■ **Your assignment**:
Each record must be printed again exactly as it appears.

■ **Data records for software interfaces**:
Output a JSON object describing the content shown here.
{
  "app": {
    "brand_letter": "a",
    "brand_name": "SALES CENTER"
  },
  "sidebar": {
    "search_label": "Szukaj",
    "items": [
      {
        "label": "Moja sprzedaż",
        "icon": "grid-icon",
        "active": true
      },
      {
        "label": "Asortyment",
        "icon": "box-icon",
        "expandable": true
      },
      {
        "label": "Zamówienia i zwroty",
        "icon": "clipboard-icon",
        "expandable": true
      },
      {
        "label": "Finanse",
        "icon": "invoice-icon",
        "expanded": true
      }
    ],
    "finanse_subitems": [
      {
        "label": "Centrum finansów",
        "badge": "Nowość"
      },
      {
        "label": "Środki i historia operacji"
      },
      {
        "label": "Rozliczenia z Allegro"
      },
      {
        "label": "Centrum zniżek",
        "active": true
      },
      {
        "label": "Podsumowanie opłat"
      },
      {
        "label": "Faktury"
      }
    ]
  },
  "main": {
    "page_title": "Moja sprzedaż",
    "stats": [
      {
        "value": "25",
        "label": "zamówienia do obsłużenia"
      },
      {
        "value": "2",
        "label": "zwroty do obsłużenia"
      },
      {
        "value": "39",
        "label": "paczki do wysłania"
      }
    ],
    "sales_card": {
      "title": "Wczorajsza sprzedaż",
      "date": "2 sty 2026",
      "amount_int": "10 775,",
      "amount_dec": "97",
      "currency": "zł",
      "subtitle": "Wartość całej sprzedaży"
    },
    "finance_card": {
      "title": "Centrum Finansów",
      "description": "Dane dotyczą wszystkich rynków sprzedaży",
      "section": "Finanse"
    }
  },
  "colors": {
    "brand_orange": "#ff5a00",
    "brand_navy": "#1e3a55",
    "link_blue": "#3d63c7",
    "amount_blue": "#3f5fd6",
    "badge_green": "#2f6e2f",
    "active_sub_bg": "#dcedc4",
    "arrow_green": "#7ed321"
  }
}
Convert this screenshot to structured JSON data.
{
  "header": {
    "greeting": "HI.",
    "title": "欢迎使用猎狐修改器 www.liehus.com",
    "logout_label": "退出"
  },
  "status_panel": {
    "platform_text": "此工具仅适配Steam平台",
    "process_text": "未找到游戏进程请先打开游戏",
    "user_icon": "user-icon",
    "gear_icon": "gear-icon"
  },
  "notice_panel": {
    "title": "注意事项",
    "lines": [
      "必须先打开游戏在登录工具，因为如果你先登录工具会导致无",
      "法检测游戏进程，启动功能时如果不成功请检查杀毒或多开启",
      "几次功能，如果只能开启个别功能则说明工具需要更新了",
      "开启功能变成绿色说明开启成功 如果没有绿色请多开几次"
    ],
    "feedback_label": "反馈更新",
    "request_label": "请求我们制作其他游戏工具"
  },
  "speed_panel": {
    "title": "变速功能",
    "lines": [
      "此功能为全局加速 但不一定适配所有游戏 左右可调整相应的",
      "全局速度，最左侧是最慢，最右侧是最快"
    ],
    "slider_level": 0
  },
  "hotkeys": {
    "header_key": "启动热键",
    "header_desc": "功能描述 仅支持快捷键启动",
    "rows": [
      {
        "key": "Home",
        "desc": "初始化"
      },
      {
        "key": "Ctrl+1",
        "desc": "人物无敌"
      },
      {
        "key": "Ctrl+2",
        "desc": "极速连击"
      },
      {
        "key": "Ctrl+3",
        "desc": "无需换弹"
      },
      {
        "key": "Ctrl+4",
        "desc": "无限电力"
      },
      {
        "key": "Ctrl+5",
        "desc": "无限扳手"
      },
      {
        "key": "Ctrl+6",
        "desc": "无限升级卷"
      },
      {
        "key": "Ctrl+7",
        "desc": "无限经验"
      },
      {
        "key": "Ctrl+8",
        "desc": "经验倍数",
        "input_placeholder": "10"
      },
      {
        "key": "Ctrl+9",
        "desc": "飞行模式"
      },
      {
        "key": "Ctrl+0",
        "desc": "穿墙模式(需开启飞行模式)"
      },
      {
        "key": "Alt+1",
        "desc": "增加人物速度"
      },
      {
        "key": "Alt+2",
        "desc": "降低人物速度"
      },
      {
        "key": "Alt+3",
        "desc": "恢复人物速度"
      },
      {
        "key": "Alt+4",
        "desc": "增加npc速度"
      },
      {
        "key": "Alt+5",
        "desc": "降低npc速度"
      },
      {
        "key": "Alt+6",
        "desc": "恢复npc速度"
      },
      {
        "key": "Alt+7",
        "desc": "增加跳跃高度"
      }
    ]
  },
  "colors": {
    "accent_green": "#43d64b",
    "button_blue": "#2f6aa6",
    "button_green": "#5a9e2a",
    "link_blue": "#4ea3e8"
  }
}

■ **Solution to this problem**:
Output a JSON object describing the content shown here.
{
  "app": {
    "brand_letter": "a",
    "brand_name": "SALES CENTER"
  },
  "sidebar": {
    "search_label": "Szukaj",
    "items": [
      {
        "label": "Moja sprzedaż",
        "icon": "grid-icon",
        "active": true
      },
      {
        "label": "Asortyment",
        "icon": "box-icon",
        "expandable": true
      },
      {
        "label": "Zamówienia i zwroty",
        "icon": "clipboard-icon",
        "expandable": true
      },
      {
        "label": "Finanse",
        "icon": "invoice-icon",
        "expanded": true
      }
    ],
    "finanse_subitems": [
      {
        "label": "Centrum finansów",
        "badge": "Nowość"
      },
      {
        "label": "Środki i historia operacji"
      },
      {
        "label": "Rozliczenia z Allegro"
      },
      {
        "label": "Centrum zniżek",
        "active": true
      },
      {
        "label": "Podsumowanie opłat"
      },
      {
        "label": "Faktury"
      }
    ]
  },
  "main": {
    "page_title": "Moja sprzedaż",
    "stats": [
      {
        "value": "25",
        "label": "zamówienia do obsłużenia"
      },
      {
        "value": "2",
        "label": "zwroty do obsłużenia"
      },
      {
        "value": "39",
        "label": "paczki do wysłania"
      }
    ],
    "sales_card": {
      "title": "Wczorajsza sprzedaż",
      "date": "2 sty 2026",
      "amount_int": "10 775,",
      "amount_dec": "97",
      "currency": "zł",
      "subtitle": "Wartość całej sprzedaży"
    },
    "finance_card": {
      "title": "Centrum Finansów",
      "description": "Dane dotyczą wszystkich rynków sprzedaży",
      "section": "Finanse"
    }
  },
  "colors": {
    "brand_orange": "#ff5a00",
    "brand_navy": "#1e3a55",
    "link_blue": "#3d63c7",
    "amount_blue": "#3f5fd6",
    "badge_green": "#2f6e2f",
    "active_sub_bg": "#dcedc4",
    "arrow_green": "#7ed321"
  }
}
Convert this screenshot to structured JSON data.
{
  "header": {
    "greeting": "HI.",
    "title": "欢迎使用猎狐修改器 www.liehus.com",
    "logout_label": "退出"
  },
  "status_panel": {
    "platform_text": "此工具仅适配Steam平台",
    "process_text": "未找到游戏进程请先打开游戏",
    "user_icon": "user-icon",
    "gear_icon": "gear-icon"
  },
  "notice_panel": {
    "title": "注意事项",
    "lines": [
      "必须先打开游戏在登录工具，因为如果你先登录工具会导致无",
      "法检测游戏进程，启动功能时如果不成功请检查杀毒或多开启",
      "几次功能，如果只能开启个别功能则说明工具需要更新了",
      "开启功能变成绿色说明开启成功 如果没有绿色请多开几次"
    ],
    "feedback_label": "反馈更新",
    "request_label": "请求我们制作其他游戏工具"
  },
  "speed_panel": {
    "title": "变速功能",
    "lines": [
      "此功能为全局加速 但不一定适配所有游戏 左右可调整相应的",
      "全局速度，最左侧是最慢，最右侧是最快"
    ],
    "slider_level": 0
  },
  "hotkeys": {
    "header_key": "启动热键",
    "header_desc": "功能描述 仅支持快捷键启动",
    "rows": [
      {
        "key": "Home",
        "desc": "初始化"
      },
      {
        "key": "Ctrl+1",
        "desc": "人物无敌"
      },
      {
        "key": "Ctrl+2",
        "desc": "极速连击"
      },
      {
        "key": "Ctrl+3",
        "desc": "无需换弹"
      },
      {
        "key": "Ctrl+4",
        "desc": "无限电力"
      },
      {
        "key": "Ctrl+5",
        "desc": "无限扳手"
      },
      {
        "key": "Ctrl+6",
        "desc": "无限升级卷"
      },
      {
        "key": "Ctrl+7",
        "desc": "无限经验"
      },
      {
        "key": "Ctrl+8",
        "desc": "经验倍数",
        "input_placeholder": "10"
      },
      {
        "key": "Ctrl+9",
        "desc": "飞行模式"
      },
      {
        "key": "Ctrl+0",
        "desc": "穿墙模式(需开启飞行模式)"
      },
      {
        "key": "Alt+1",
        "desc": "增加人物速度"
      },
      {
        "key": "Alt+2",
        "desc": "降低人物速度"
      },
      {
        "key": "Alt+3",
        "desc": "恢复人物速度"
      },
      {
        "key": "Alt+4",
        "desc": "增加npc速度"
      },
      {
        "key": "Alt+5",
        "desc": "降低npc速度"
      },
      {
        "key": "Alt+6",
        "desc": "恢复npc速度"
      },
      {
        "key": "Alt+7",
        "desc": "增加跳跃高度"
      }
    ]
  },
  "colors": {
    "accent_green": "#43d64b",
    "button_blue": "#2f6aa6",
    "button_green": "#5a9e2a",
    "link_blue": "#4ea3e8"
  }
}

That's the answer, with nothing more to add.